FESTIVAL (please) DON'T: Forget to rock out with at least an ounce of spacial awareness and respect for those who are enjoying the tunes next to you. At some of the concerts I've been most excited for, a damper has been put on the night because of a few wicked elbows to the jaw and splashes of (my own) cold beer down the front of my shirt - all because someone was feeling the music a little too much, in an area of the crowd that didn't warrant such animalistic moves. If we're standing near the back, and have at least a foot between us, it's probably not the place to test out your new jumping-jack dance move. If you're in the first ten feet of the stage, amidst a mob of equally ecstatic jumpers - go for it. Just remember to play safe and be wary of your concert neighbours!


                                                 WHERE THE WILD THINGS ARE

FESTIVAL DO: Enjoy the company of your friends and loved ones at concert. Nothing warms my heart more than a little beach blanket cuddle under the stars during a romantic set on stage. I always appreciate seeing couples experiencing music together, watching live songs that are meaningful to them, and taking advantage of basically the best date night known to mankind: the festival. Please, by all means - relish in your love for each other as the bassist picks away under the moonlight.

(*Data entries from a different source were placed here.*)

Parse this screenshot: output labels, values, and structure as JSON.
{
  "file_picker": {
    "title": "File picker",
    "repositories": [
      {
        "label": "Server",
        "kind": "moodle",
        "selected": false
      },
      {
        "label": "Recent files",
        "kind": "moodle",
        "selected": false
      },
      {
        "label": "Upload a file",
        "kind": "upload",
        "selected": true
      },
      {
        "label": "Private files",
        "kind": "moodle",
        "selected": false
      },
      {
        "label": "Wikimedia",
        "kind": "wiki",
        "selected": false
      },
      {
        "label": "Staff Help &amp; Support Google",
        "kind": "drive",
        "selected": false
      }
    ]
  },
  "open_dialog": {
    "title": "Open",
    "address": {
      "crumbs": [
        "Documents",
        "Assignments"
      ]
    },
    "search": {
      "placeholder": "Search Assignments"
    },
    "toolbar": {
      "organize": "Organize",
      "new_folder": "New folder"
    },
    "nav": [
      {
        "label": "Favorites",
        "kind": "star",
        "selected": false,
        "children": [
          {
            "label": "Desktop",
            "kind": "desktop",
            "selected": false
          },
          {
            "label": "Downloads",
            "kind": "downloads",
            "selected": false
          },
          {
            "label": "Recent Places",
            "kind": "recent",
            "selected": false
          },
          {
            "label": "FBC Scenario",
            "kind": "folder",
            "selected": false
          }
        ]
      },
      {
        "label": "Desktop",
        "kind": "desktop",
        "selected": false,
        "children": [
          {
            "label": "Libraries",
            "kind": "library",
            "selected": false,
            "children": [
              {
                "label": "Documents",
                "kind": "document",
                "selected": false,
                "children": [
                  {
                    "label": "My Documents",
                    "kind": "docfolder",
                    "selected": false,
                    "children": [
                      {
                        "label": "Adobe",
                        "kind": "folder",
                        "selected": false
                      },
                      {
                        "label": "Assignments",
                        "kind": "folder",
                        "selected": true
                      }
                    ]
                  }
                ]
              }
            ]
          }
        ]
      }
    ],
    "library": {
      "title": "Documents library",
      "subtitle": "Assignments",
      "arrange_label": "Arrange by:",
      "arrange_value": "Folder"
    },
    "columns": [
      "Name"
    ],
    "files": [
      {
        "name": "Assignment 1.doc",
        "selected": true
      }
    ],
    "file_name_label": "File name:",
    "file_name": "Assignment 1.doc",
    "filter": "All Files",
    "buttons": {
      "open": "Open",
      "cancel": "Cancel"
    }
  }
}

FESTIVAL (please) DON'T: Consummate your relationship in front of me. Another "eclipse" sort of moment occurs when you two are forgetting the thousands of other bystanders trying to focus on what is happening musically on stage. Similarly, not that I really consider this dancing - but please don't bump and grind on others as if the concert grounds are downtown's hottest club. If I bump you by accident, it really was an accident - not an excuse for your grabby paws to wander over to my torso. Let's all be new friends, enjoy the tunes together (from a few feet apart), and leave it at that!


Happy concert-going girls and boys! Keep yourself in line - and have the time of your life!


Pitchfork Music Festival

*Images courtesy of hitsinglesapparel.com and letsgoottawa.ca

Monday, July 4, 2011

Let The Bluesfest Begin

Chris Cornell, of Soundgarden

Tomorrow, the gooey music goodness begins. The two hazy weeks of festival attending finally commences; when humid evening flows into evening, sunkissed afternoons blend into eachother, and before you know it - you've seen over a dozen of your favourite acts and until next year, it's over.

Cisco Ottawa Bluesfest is only the most magical two weeks of the year here in Ottawa; a time when music lovers everywhere unite to revel in the best of the best of international music, almost shocked that so many brilliant musciians chose us Ottawa as the grounds to wow millions. People flock from all over to catch a glimpse of some fairly shocking attendees - who, in the past, have included: KISS, James Taylor, The White Stripes, Kanye West, Drake, Brian Wilson, and almost every single up-and-coming group known to mankind. Six on-site stages, a plethora of vendors and thousands of free-loving concert-goers pack Lebreton Flats to signal that the bands, and the essence of summer in Ottawa, has in fact come rollin' in.

Here's a few of who we can expect to fire us off to the races tomorrow, July 5th, on the opening night:


Carries On - Edward Sharpe and The Magnetic Zeros


Where Does The Good Go? - Tegan and Sara


Fell On Black Days - Soundgarden

                        
Yeah Yeah Yeah Song - The Flaming Lips



Edward Sharpe and the Magnetic Zeros